App and web page records:
........

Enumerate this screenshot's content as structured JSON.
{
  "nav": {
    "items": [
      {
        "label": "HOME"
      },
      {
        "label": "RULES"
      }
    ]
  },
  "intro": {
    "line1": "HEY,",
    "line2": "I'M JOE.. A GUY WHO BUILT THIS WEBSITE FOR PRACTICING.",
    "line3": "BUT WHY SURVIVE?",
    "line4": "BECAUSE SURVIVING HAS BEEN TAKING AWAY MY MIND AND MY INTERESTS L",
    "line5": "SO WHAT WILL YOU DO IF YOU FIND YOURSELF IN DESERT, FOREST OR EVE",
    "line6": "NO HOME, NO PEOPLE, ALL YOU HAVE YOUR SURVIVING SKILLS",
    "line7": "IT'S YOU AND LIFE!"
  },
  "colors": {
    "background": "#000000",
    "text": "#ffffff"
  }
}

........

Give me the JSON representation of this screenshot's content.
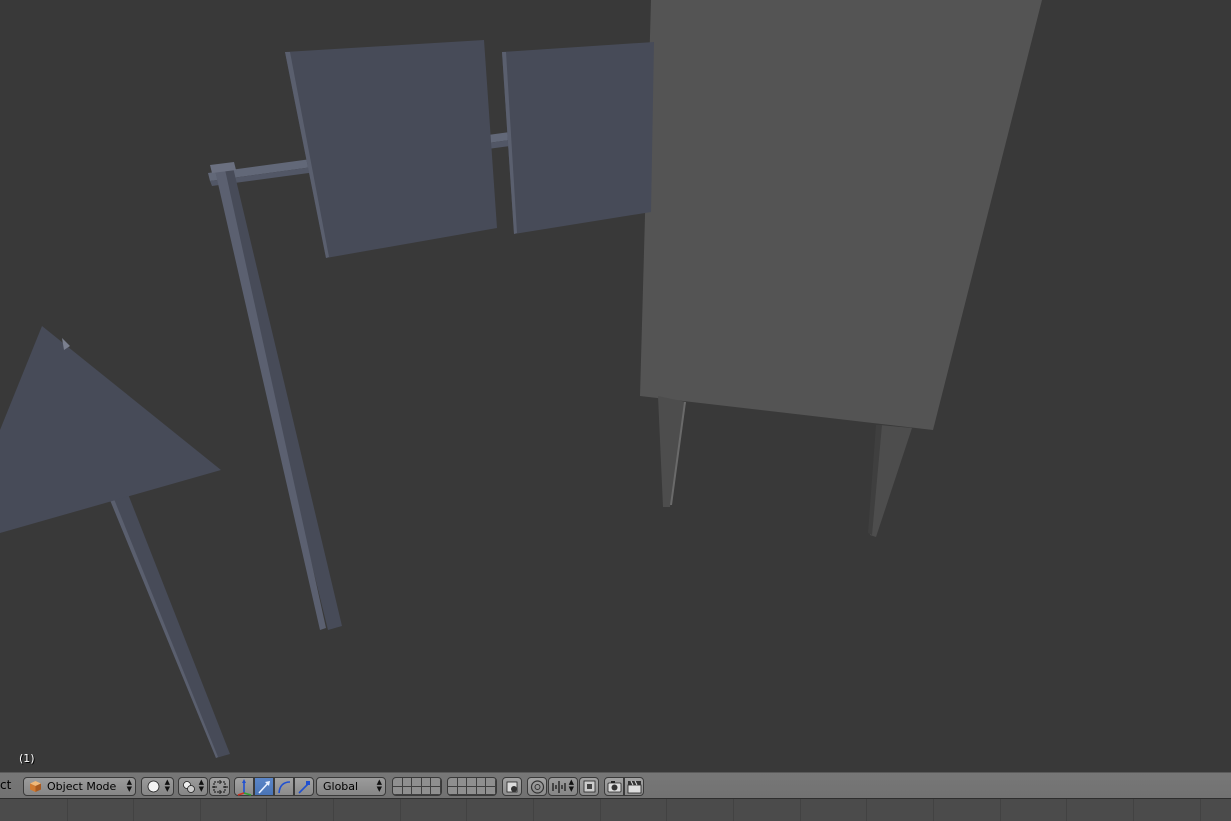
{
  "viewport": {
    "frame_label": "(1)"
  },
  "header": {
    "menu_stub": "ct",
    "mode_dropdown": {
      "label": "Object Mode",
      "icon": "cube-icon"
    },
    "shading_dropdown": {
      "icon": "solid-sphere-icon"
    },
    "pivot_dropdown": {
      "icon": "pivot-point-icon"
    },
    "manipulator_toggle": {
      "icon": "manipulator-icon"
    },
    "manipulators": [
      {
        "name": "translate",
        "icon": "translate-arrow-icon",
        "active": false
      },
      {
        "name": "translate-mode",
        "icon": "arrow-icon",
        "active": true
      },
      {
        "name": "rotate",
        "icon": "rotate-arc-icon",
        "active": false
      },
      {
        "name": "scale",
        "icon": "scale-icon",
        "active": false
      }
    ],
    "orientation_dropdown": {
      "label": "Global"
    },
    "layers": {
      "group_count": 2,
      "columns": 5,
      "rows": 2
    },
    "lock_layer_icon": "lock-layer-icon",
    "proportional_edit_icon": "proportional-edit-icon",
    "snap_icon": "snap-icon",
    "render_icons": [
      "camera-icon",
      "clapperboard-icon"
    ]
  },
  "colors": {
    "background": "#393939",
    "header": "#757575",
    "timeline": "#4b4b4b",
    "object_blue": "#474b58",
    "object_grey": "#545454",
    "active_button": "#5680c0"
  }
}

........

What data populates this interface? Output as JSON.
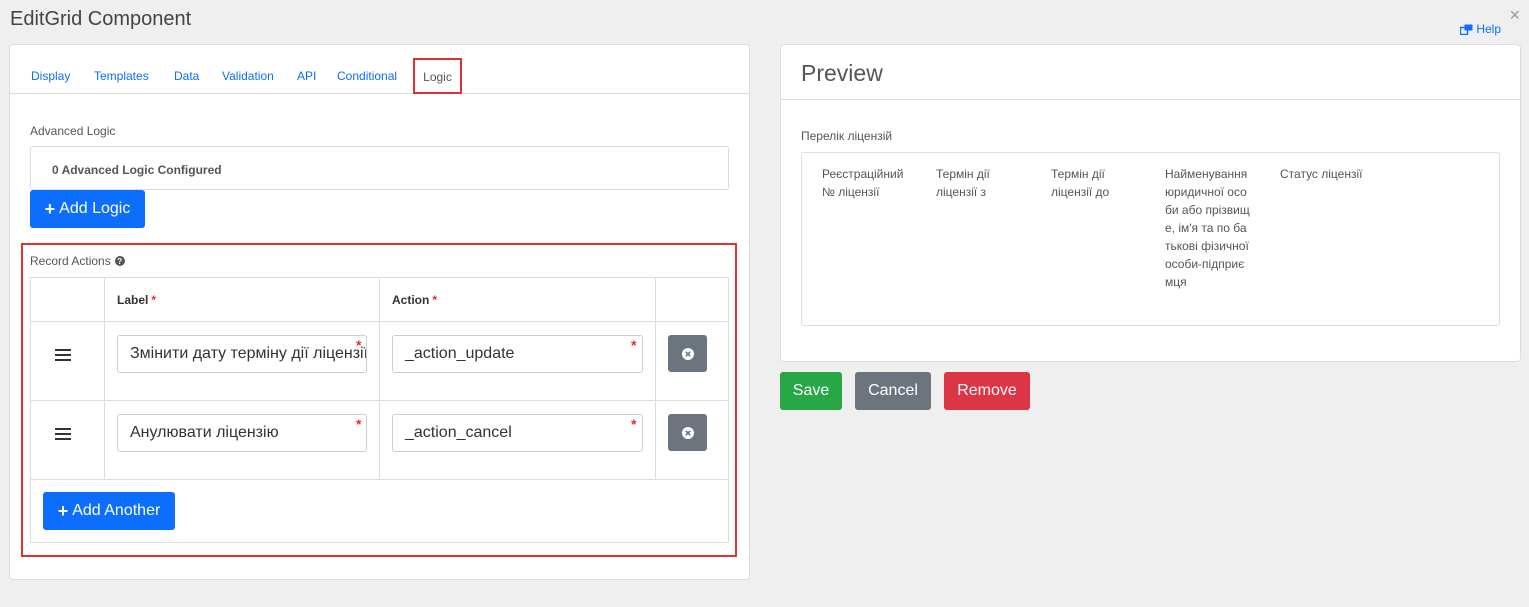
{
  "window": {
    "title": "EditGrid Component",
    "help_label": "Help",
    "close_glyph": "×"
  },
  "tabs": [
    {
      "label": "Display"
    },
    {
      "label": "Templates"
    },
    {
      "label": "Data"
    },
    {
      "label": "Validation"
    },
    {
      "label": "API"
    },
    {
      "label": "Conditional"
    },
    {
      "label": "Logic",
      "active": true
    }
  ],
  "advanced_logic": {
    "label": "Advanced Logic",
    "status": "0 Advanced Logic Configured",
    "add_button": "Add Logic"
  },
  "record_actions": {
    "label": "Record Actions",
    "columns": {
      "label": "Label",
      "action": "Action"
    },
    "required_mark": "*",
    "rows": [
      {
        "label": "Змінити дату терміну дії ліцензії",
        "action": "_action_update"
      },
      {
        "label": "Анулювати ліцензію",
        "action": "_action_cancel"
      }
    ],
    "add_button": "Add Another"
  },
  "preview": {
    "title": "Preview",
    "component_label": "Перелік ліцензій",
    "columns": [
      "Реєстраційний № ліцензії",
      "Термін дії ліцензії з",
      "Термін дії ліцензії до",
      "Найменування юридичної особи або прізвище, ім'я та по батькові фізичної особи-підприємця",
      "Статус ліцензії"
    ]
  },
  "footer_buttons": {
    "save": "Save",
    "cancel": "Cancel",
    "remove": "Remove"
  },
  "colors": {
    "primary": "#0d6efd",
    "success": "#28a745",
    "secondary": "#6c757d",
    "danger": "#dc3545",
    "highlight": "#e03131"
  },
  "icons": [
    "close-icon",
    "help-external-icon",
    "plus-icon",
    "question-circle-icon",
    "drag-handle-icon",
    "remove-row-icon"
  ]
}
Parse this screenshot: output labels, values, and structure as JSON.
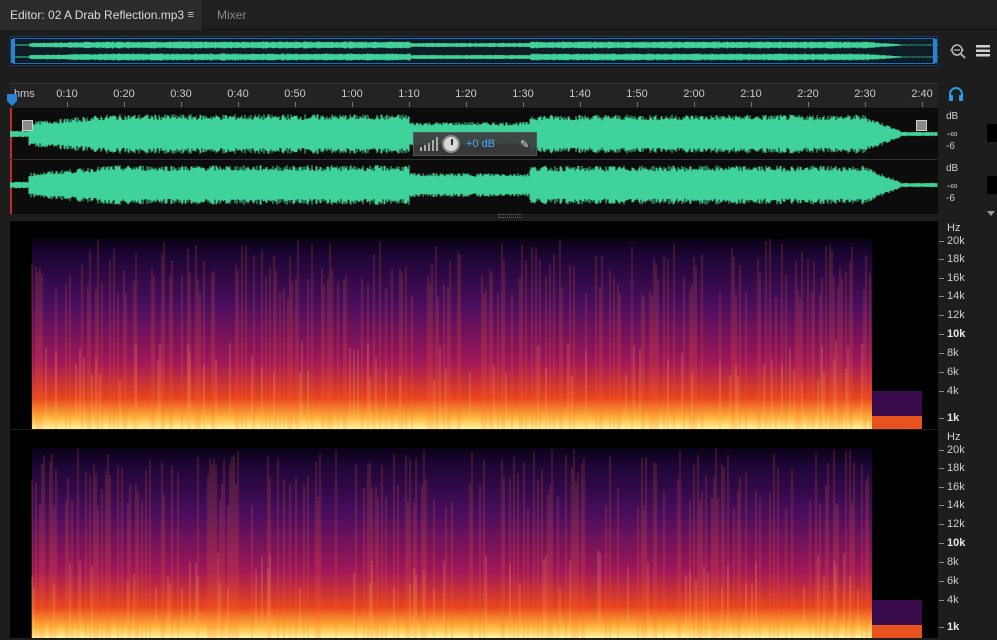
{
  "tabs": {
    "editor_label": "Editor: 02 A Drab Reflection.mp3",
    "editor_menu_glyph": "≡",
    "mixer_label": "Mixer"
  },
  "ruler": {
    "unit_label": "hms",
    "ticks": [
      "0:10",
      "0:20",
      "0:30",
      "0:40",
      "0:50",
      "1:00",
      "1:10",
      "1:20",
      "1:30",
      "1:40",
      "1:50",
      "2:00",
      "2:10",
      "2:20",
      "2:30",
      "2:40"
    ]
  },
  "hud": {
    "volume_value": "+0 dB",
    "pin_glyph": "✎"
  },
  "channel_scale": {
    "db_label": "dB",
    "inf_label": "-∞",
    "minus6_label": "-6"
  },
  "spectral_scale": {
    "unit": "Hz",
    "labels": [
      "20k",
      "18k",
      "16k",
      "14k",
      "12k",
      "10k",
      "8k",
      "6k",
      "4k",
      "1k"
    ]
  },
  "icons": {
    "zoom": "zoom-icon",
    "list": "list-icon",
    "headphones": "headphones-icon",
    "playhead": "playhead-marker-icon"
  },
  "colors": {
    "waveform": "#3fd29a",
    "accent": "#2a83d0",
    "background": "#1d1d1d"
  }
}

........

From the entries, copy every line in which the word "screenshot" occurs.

Enumerate this screenshot's content as structured JSON.
Give me the JSON representation of this screenshot's content.
Parse this screenshot: output labels, values, and structure as JSON.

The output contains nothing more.